PROVIDING CONTEXT is not a strong suit of the dominant media,* whether in the form of a few paragraphs recalling the background of events, a sidebar, or an entire article recalling the history of the public issues they report on. Context is often glaringly absent even in reports on the most complex and publicly-relevant events and issues.
Providing the context of the news is universally understood as a necessary component of the journalistic responsibility of truth-telling. The five Ws and the H (Who, What, Where, When, Why and How) can answer only the immediate questions media readers, viewers and listeners ask about an event, but cannot provide the history or background that can make it understandable. Context serves not only the individual need to understand the complex events and issues that at the personal level can make the difference between ignorance and knowledge; it is also crucial to the shaping of the informed public opinion crucial to the decision-making duty of citizens in a democracy.

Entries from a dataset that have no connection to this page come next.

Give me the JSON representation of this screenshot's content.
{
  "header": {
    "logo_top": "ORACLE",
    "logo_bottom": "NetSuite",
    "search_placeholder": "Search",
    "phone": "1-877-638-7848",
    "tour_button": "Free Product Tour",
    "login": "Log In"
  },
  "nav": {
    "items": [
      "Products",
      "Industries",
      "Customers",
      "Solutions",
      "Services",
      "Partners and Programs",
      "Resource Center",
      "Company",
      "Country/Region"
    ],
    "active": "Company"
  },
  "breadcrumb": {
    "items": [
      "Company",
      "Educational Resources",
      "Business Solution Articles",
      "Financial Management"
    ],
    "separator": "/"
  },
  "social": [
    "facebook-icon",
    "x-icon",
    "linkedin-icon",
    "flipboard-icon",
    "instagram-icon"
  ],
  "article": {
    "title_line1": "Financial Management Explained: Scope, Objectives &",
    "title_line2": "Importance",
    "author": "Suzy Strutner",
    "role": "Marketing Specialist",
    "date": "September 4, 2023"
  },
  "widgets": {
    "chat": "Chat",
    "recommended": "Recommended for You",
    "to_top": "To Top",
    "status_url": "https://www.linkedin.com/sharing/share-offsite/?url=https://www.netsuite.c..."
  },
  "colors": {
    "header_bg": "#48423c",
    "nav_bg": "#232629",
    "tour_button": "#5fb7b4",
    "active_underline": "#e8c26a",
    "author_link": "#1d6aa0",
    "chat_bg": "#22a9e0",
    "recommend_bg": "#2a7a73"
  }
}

The lessons every generation learns it also has to pass on to the next if only for the sake of developing the collective awareness a society needs to arrive at a consensus on the issues that concern it, and to move forward. While the responsibility of making sense of their experience and imparting the lessons they’ve learned from it is primarily that of the antecedents of the men and women upon whom the shaping of the future depends, in societies in crisis that duty is increasingly being neglected, as the stresses of living divide and even break up families, and arriving at any consensus on the meaning of the past becomes more and more difficult.
That burden is increasingly being thrust on the schools and the media, on which now depend the transmission of the knowledge and insights of past generations. The failure of both institutions—the schools are arguably even more deficient in imparting the lessons of history to the children and youth under their tutelage—has resulted in the making of a population largely ignorant of the lessons the experience of past generations can teach. No issue is ever really settled in the Philippine public sphere: in what is supposed to be a democracy, practically the same arguments raised years earlier are raised for or against public policy. But what‘s even worse is the lack of debate and discussion on matters of vital public interest.
Illustrative is the absence of public discussion over the Aquino administration policy of “inviting” US troops to use Philippine bases on a “temporary” basis. The terms in which the policy is being described and framed seek to avoid a clash with the Constitutional prohibition on foreign military bases and the presence of foreign troops in Philippine territory.
The linguistic legerdemain aside—the “invitation” is being issued in the context of the US “pivot” to Asia, while the supposedly temporary presence of US troops has been going on for well over a decade—the policy has vast implications on Philippine sovereignty, politics and society. Despite its expected and other possible impacts, when it was first proposed the dominant press provided neither the historical nor current context that would have provoked public debate on the basis of the lessons the country learned from the 90 years during which foreign troops were based in several US military installations in the Philippines.
Only in the past few days has some of these implications found space in one broadsheet. In an attempt to put in context the refusal of the Senate to approve a treaty extending the lease on US bases in 1990, and to provide a background on the deployment of US troops in Philippine bases, the Philippine Daily Inquirer looked into the possible resurgence of prostitution in and around the “facilities” where US troops would be based. The networks have so far not bothered to recall history and the lessons citizens may learn from it.
While some senators are likely to question the constitutionality of the Aquino administration “invitation” to US troops and its coyly deceptive description of their presence in Philippine territory as “temporary,” most citizens are likely to ask what the fuss is all about. It’s not a Senate debate over the Aquino policy that’s the danger, but the lack of public discussion over an issue that can have far-reaching consequences on Filipino lives. For that appalling state much of the blame must be laid on the dominant media.###
*Mislabeled the mainstream, corporate media dominate the Philippine press and media landscape in terms of size and reach, but it is the alternative press, with its over a hundred years of history and relevance—from La Solidaridad, Kalayaan and El Renacimiento to We Forum, Veritas and Bulatlat– that constitutes the mainstream tradition in Philippine media.